# TASK BRIEF
Each record below gets repeated exactly, and pictures stay out of the copy.

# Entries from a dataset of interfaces
■ ■ ■ ■ ■

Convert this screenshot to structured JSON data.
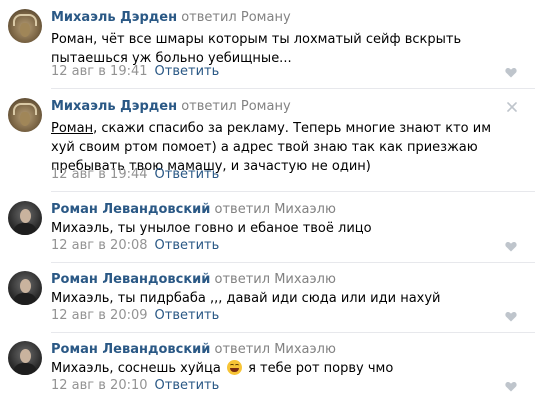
{
  "comments": [
    {
      "author": "Михаэль Дэрден",
      "action": "ответил",
      "reply_target": "Роману",
      "text": "Роман, чёт все шмары которым ты лохматый сейф вскрыть пытаешься уж больно уебищные...",
      "date": "12 авг в 19:41",
      "reply_label": "Ответить",
      "avatar": "deer-avatar",
      "icon": "heart-icon"
    },
    {
      "author": "Михаэль Дэрден",
      "action": "ответил",
      "reply_target": "Роману",
      "mention": "Роман",
      "text": ", скажи спасибо за рекламу. Теперь многие знают кто им хуй своим ртом помоет) а адрес твой знаю так как приезжаю пребывать твою мамашу, и зачастую не один)",
      "date": "12 авг в 19:44",
      "reply_label": "Ответить",
      "avatar": "deer-avatar",
      "icon": "close-icon"
    },
    {
      "author": "Роман Левандовский",
      "action": "ответил",
      "reply_target": "Михаэлю",
      "text": "Михаэль, ты унылое говно и ебаное твоё лицо",
      "date": "12 авг в 20:08",
      "reply_label": "Ответить",
      "avatar": "person-avatar",
      "icon": "heart-icon"
    },
    {
      "author": "Роман Левандовский",
      "action": "ответил",
      "reply_target": "Михаэлю",
      "text": "Михаэль, ты пидрбаба ,,, давай иди сюда или иди нахуй",
      "date": "12 авг в 20:09",
      "reply_label": "Ответить",
      "avatar": "person-avatar",
      "icon": "heart-icon"
    },
    {
      "author": "Роман Левандовский",
      "action": "ответил",
      "reply_target": "Михаэлю",
      "text_before_emoji": "Михаэль, соснешь хуйца",
      "emoji": "grinning-emoji",
      "text_after_emoji": "я тебе рот порву чмо",
      "date": "12 авг в 20:10",
      "reply_label": "Ответить",
      "avatar": "person-avatar",
      "icon": "heart-icon"
    }
  ],
  "colors": {
    "link": "#2a5885",
    "muted": "#828282",
    "date": "#939393",
    "divider": "#e7e8ec",
    "icon": "#bfc5cc"
  }
}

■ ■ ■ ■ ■

# WRITTEN ANSWER
Convert this screenshot to structured JSON data.
{
  "comments": [
    {
      "author": "Михаэль Дэрден",
      "action": "ответил",
      "reply_target": "Роману",
      "text": "Роман, чёт все шмары которым ты лохматый сейф вскрыть пытаешься уж больно уебищные...",
      "date": "12 авг в 19:41",
      "reply_label": "Ответить",
      "avatar": "deer-avatar",
      "icon": "heart-icon"
    },
    {
      "author": "Михаэль Дэрден",
      "action": "ответил",
      "reply_target": "Роману",
      "mention": "Роман",
      "text": ", скажи спасибо за рекламу. Теперь многие знают кто им хуй своим ртом помоет) а адрес твой знаю так как приезжаю пребывать твою мамашу, и зачастую не один)",
      "date": "12 авг в 19:44",
      "reply_label": "Ответить",
      "avatar": "deer-avatar",
      "icon": "close-icon"
    },
    {
      "author": "Роман Левандовский",
      "action": "ответил",
      "reply_target": "Михаэлю",
      "text": "Михаэль, ты унылое говно и ебаное твоё лицо",
      "date": "12 авг в 20:08",
      "reply_label": "Ответить",
      "avatar": "person-avatar",
      "icon": "heart-icon"
    },
    {
      "author": "Роман Левандовский",
      "action": "ответил",
      "reply_target": "Михаэлю",
      "text": "Михаэль, ты пидрбаба ,,, давай иди сюда или иди нахуй",
      "date": "12 авг в 20:09",
      "reply_label": "Ответить",
      "avatar": "person-avatar",
      "icon": "heart-icon"
    },
    {
      "author": "Роман Левандовский",
      "action": "ответил",
      "reply_target": "Михаэлю",
      "text_before_emoji": "Михаэль, соснешь хуйца",
      "emoji": "grinning-emoji",
      "text_after_emoji": "я тебе рот порву чмо",
      "date": "12 авг в 20:10",
      "reply_label": "Ответить",
      "avatar": "person-avatar",
      "icon": "heart-icon"
    }
  ],
  "colors": {
    "link": "#2a5885",
    "muted": "#828282",
    "date": "#939393",
    "divider": "#e7e8ec",
    "icon": "#bfc5cc"
  }
}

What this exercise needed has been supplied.